Actually, if you’re alive and reading this, you have a 100% chance of dying one day. With a statistic like that, the Fono should ban people from even living at all.
Monday’s letter to the editor by an anonymous writer, titled "Secondhand Smoke is Lethal” refers to a 1993 EPA report that declared environmental tobacco smoke (ETS) a dangerous carcinogen.
Robert Levy of the Cato Institute writes that in July of 1998, “federal judge William L. Osteen lambasted the EPA for ‘cherry picking’ the data, excluding studies that ‘demonstrated no association between ETS and cancer,’ and withholding ‘significant portions of its findings and reasoning in striving to confirm its a priori hypothesis.
Both ‘the record and EPA’s explanation,’ concluded the court, ‘make it clear that using standard methodology, EPA could not produce statistically significant results.’

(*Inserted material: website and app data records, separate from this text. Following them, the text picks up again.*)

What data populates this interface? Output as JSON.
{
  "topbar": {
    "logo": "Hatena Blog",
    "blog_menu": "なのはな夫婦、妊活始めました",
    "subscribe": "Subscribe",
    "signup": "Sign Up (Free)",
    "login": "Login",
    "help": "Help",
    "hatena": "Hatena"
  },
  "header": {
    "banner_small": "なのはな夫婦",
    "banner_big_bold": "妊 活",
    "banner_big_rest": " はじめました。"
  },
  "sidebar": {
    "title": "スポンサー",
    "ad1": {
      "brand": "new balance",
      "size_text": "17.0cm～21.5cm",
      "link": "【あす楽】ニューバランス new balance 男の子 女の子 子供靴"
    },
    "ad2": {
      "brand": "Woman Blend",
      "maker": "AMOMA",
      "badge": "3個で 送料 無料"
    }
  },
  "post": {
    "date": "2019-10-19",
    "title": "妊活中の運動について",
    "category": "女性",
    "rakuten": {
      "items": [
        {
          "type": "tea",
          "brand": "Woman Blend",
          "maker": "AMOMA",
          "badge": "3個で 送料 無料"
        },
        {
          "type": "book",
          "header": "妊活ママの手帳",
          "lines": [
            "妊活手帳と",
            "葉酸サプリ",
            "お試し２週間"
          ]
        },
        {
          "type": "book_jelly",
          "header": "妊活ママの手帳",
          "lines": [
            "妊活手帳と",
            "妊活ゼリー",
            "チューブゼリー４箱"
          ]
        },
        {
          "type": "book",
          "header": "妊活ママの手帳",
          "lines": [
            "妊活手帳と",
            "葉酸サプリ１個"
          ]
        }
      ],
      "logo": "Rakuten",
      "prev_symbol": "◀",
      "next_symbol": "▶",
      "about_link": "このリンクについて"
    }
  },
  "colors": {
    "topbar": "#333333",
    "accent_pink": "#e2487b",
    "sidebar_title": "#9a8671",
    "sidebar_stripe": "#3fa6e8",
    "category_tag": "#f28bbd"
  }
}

Despite Mr. Levy’s findings, I’m not debating the dangers of second-hand smoking. I’m defending our individual right to engage in such a risk. In my opinion, life is just not worth living if there were no risks to take at all.